Location: The graceful monument, marking beginning of Mughal’s imperial rule, Jahaz Mahal is erected next to Hauz-i-Shamsi in Mehrauli on its northeast corner in Delhi.
Significance of its name: The palace is marvelously carved in such a splendid shape that its structure resembles an illusion of a ‘Ship’ in adjacent to its surrounding reservoir.
Period of its construction: The heritage ‘Jahaz Mahal’ was carved as a place for rest, i.e. Sarai, resort or an inn, between 1451 & 1526 A.D perhaps during the reign of Lodi king.
- The motive behind building this Jahaz Mahal might be providing shelter to the massive number of pilgrims travelling from Afghanistan, Arabia, Iran, Iraq, Morocco and Turkey for thronging many mosques in Delhi.
- For taking refuge under the soothing ambience of the Mahal during hot summer days, Jahaz Mahal used to become a delightful resort as temporary stay for the Mughal emperors, such as Akbar Shah II and Bahadur Shah II and their families.
- Entrance: The historical palace is accessible from the eastern side as per cardinal directions.
- Shape of the courtyard: Amidst the palace, there lies a ‘U’-shaped courtyard that was square in shape originally.
- Square chhatris: The six chhatris on the roof of the palace appear like mast of a ship those are designed square with semi-circle dome at the top sprawling on the pillars. Though the number of pillars in every chhatri varies, such as six , eight and twelve yet those add an elegant look to it.
- Towers: The corners and the centre of this Mahal have towers those are erected while being bedecked with beautiful and lovely squinches in various chambers and walls.
- The central gate: As carving dome was the master-stroke of Mughal architecture, the central gate has a dome-shaped pavilion as well leafed with blue tiles all over.
- Mosque: A small shrine is also manifested indoor the palace, mihrab in a corner on the west wall declares it to be a pilgrimage.
- Phool Walon Ki Sair or Sair-i-Gulfaroshan: The month of October is fixed for organizing the annual procession of the florists that is also known as Sair-i-Gulfaroshan.
- Pankhas (fans): Continuing the tradition triggered by Emperor Akbar Shah II in 1820, the group of florists starts their procession while carrying floral Pankhas (fans) from Mehrauli at the Jharna or the Hauz-i-Shamsi tank. The whole procession is followed after fire dancers.

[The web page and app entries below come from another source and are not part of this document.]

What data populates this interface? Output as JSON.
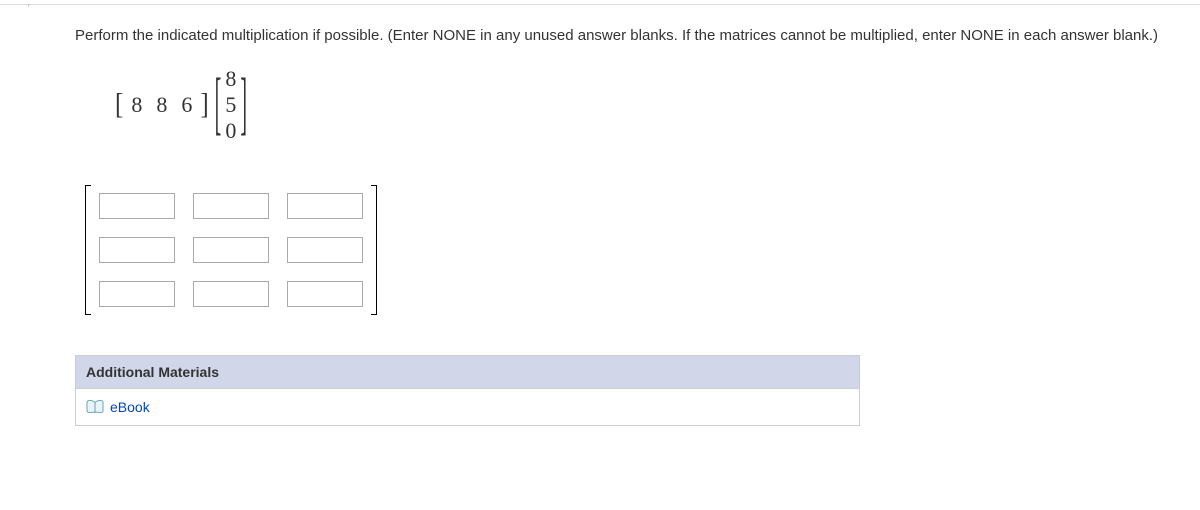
{
  "question": {
    "text": "Perform the indicated multiplication if possible. (Enter NONE in any unused answer blanks. If the matrices cannot be multiplied, enter NONE in each answer blank.)"
  },
  "matrices": {
    "row": [
      "8",
      "8",
      "6"
    ],
    "col": [
      "8",
      "5",
      "0"
    ]
  },
  "additional": {
    "header": "Additional Materials",
    "ebook": "eBook"
  }
}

- Dargah of Hazrat Qutubuddin Bakhtiar kaki: The group of florists reaches to its first junction called the Yogmaya temple where the floral fans are offered to the Hindu Goddess with revere heart. The next and final junction marking the end of the procession is the famous Dargah of Hazrat Qutubuddin Bakhtiar Kaki which enhances the significance of devotion by presenting fans and chaddar at Dargah. The procession epitomizes harmonial communion of Hindu-Muslim’s synchronized culture.
- Termination of the festival: The tradition of carrying on the aforementioned procession was called-off in 1942 and the amendment is followed for a long time during the British period.
- Resumption of the three day procession: In 1961, the former procession joined the trend in 1961 through the initiative of Pt. Jawahar Lal Nehru (the first Prime Minister of India).
- Cultural programmes: Till three consecutive days, Jahaz Mahal becomes a cultural hub where many cultural events are organized. State-wise cultural troupes try to inform and steal the show through their spell bounding dance, drama and music performances. Qawwalis are the special attraction of the show those are presented by the famous qawwalis in their colourful regional costumes.
- Centre for holding seminars, work-shops and heritage walk: The Conservation Society (CSD) takes initiative of holding seminars, workshops and heritage talk here at Jahaz Mahal time to time for spreading awareness about the conservation of our national heritage